Is ISIS Islamic?

The president has weighed in, describing ISIS as a perversion of Islam. Graeme Wood's massively researched cover story for The Atlantic argues that, by the lights of the group's own adherents, yes, ISIS is very Islamic.

Still others point out that the very question is endlessly complex. Who has authority to pronounce on what is Islamic? What is the source of that authority, and how is that authority accepted?

Difficult as it may be, the question is going to become more important in the West, because the West is becoming more Islamic. Millions of Muslims have immigrated to Europe in recent decades, and it is likely that millions more will follow. The number is smaller in the United States, though the rate of Muslim immigration has increased over the last 20 years. (Reputable pollsters estimate that the U.S. population of Muslims is around 2.75 million, though the Council on American-Islamic Relations proclaims it is more than twice that.)

And it isn't just immigration. The French author Michel Houellebecq's new novel Soumission exaggerates wildly by foretelling a France that finds renewal in Islamization within the next decade. But Islam does win converts in the West, and there are good reasons to expect that some of the next great religious awakenings in the Western world will be Islamic ones.

For one, Islam is a living faith, whereas the established Christian churches are mostly dead. Islamic imams make headlines for proclaiming what they believe. Christian theologians and pastors make headlines for announcing what they doubt or no longer believe. However far behind the Islamic world is from the West economically, the presence of an Islamic government in Iran, and the wide-ranging Sunni revival that is upending the Middle East, speak to a faith that has immediate relevance.

In Europe, Islam comes across as streetwise and assertive. Mosques are full and thriving, the anchors of growing communities.

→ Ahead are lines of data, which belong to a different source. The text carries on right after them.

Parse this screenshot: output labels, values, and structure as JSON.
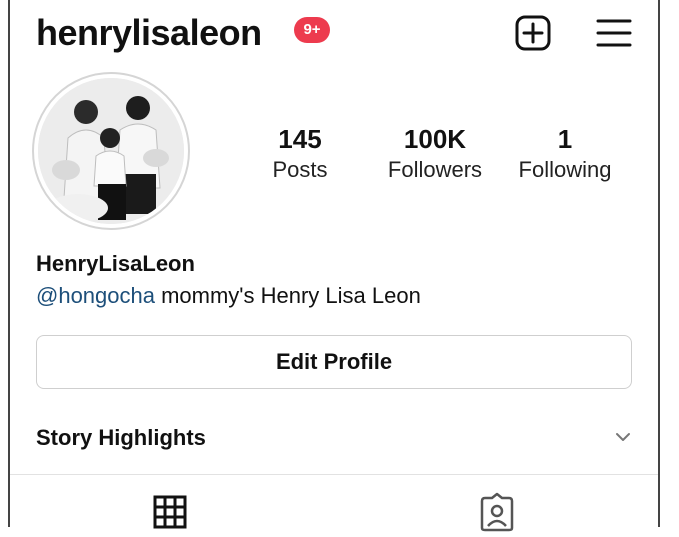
{
  "header": {
    "username": "henrylisaleon",
    "notification_badge": "9+",
    "add_icon": "plus-square-icon",
    "menu_icon": "hamburger-menu-icon"
  },
  "profile": {
    "posts_count": "145",
    "posts_label": "Posts",
    "followers_count": "100K",
    "followers_label": "Followers",
    "following_count": "1",
    "following_label": "Following",
    "display_name": "HenryLisaLeon",
    "bio_mention": "@hongocha",
    "bio_text": " mommy's Henry Lisa Leon"
  },
  "actions": {
    "edit_profile_label": "Edit Profile"
  },
  "highlights": {
    "title": "Story Highlights",
    "toggle_icon": "chevron-down-icon"
  },
  "tabs": {
    "grid_icon": "grid-icon",
    "tagged_icon": "tagged-person-icon"
  },
  "colors": {
    "badge": "#ed3b4e",
    "mention": "#1d4f7a",
    "text": "#111111"
  }
}
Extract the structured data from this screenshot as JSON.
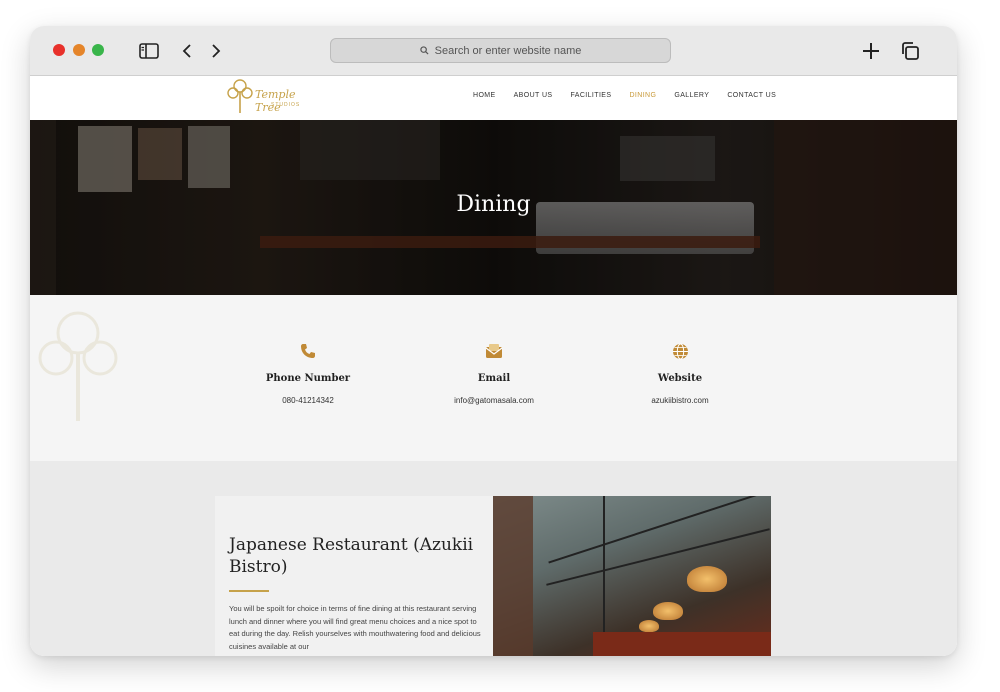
{
  "browser": {
    "url_placeholder": "Search or enter website name"
  },
  "site": {
    "logo_text": "Temple Tree",
    "logo_sub": "STUDIOS",
    "nav": [
      {
        "label": "HOME",
        "active": false
      },
      {
        "label": "ABOUT US",
        "active": false
      },
      {
        "label": "FACILITIES",
        "active": false
      },
      {
        "label": "DINING",
        "active": true
      },
      {
        "label": "GALLERY",
        "active": false
      },
      {
        "label": "CONTACT US",
        "active": false
      }
    ],
    "accent_color": "#c99a3a"
  },
  "hero": {
    "title": "Dining"
  },
  "contact": {
    "phone": {
      "icon": "phone-icon",
      "title": "Phone Number",
      "value": "080-41214342"
    },
    "email": {
      "icon": "email-icon",
      "title": "Email",
      "value": "info@gatomasala.com"
    },
    "website": {
      "icon": "globe-icon",
      "title": "Website",
      "value": "azukiibistro.com"
    }
  },
  "restaurant": {
    "title": "Japanese Restaurant (Azukii Bistro)",
    "description": "You will be spoilt for choice in terms of fine dining at this restaurant serving lunch and dinner where you will find great menu choices and a nice spot to eat during the day. Relish yourselves with mouthwatering food and delicious cuisines available at our"
  }
}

Churches are wan, empty, scandal-ridden, and irresolute.

Even the worst of Islamism has not been a barrier. The British journalist Yvonne Ridley was kidnapped by the Taliban in Afghanistan, but has since converted and become an activist on behalf of Muslim causes in Britain. Conversions to Islam in the U.S. increased after the Sept. 11 attacks.

Islam is also proud of what it offers believers. Muslims happily share and teach core texts, sayings, and the history of their faith. These offer consolation, understanding, and a guide to life far more compelling than Western popular culture. By contrast, most Western Christians know very little about their own beliefs.

Even committed Christians will find themselves envying the unity and devotion that is prevalent across Islam. My own experience walking through Cairo at evening during the call to prayer taught me this lesson. The ancient chant rises above the city, and in alleyways men from all classes roll out mats and bow in prayer. Some shopkeepers momentarily slide curtains in front of their entrances. The less devout may continue walking, but chat more quietly, as a hush descends over a city of 8 million. As the chant ends, one can almost sense a citywide sigh of relaxation. Only a low-functioning animal would not be impressed by this.

Among Christians, this kind of wide, open, unselfconscious, nation-defining piety is entirely absent. The only Christian analogue that comes to mind is the way, in the 1980s, drivers in the west of Ireland might still cross themselves as they passed by a parish church. But that habit has since died, and anyway it is rather like comparing dipping water from a malfunctioning faucet to the roar of a living river.

Christianity concerns itself with theological debates and orthodoxy first, and also with the regulation of the moral lives of its faithful. Its march out into the public square is slightly constrained by its theology ("my kingdom is not of this world") and by history. The separation of church and state and the centuries of secularization give the impression that Christian theology is conducted in an almost private sphere. In important ways, Christians have internalized the idea that the church is merely a private pursuit.

Meanwhile, the great social, political, and moral issues are debated in terms that are public. Environmentalism, feminism, anti-racism, and all manner of social reform movements do not hole themselves up in private institutions — they issue forth into the public square and demand reform. Islam matches this way of thinking. Islam does not need to invent intellectual disguises like "natural law" to sneak ideas into the public square.

It may be more honest to say that Islam often subsumes the political sphere into the religious one. Islam's primary intellectual project is not theology, but jurisprudence, the right conduct and governance within the ummah. In the way that moral and political reform are blurred together, a post-Christian culture may look more and more like a pre-Islamic one.

This is why the question of whether something is Islamic will come up more often. The ummah is not at all analogous to the Christian church. It's conception of the public sphere, and the role of the believer in public life, is different from the one that informs Christianity and Western secularism. Respecting Islam means admitting this difference.

Islam is going to play a public role in the West, which means we are all going to have to have some familiarity with its texts, its sources of authority, and its interpretive traditions. We may have to become as comfortable criticizing it in corporate terms as we do with Christian churches. And if we can't manage that critical closeness and comfort, there's always Soumission.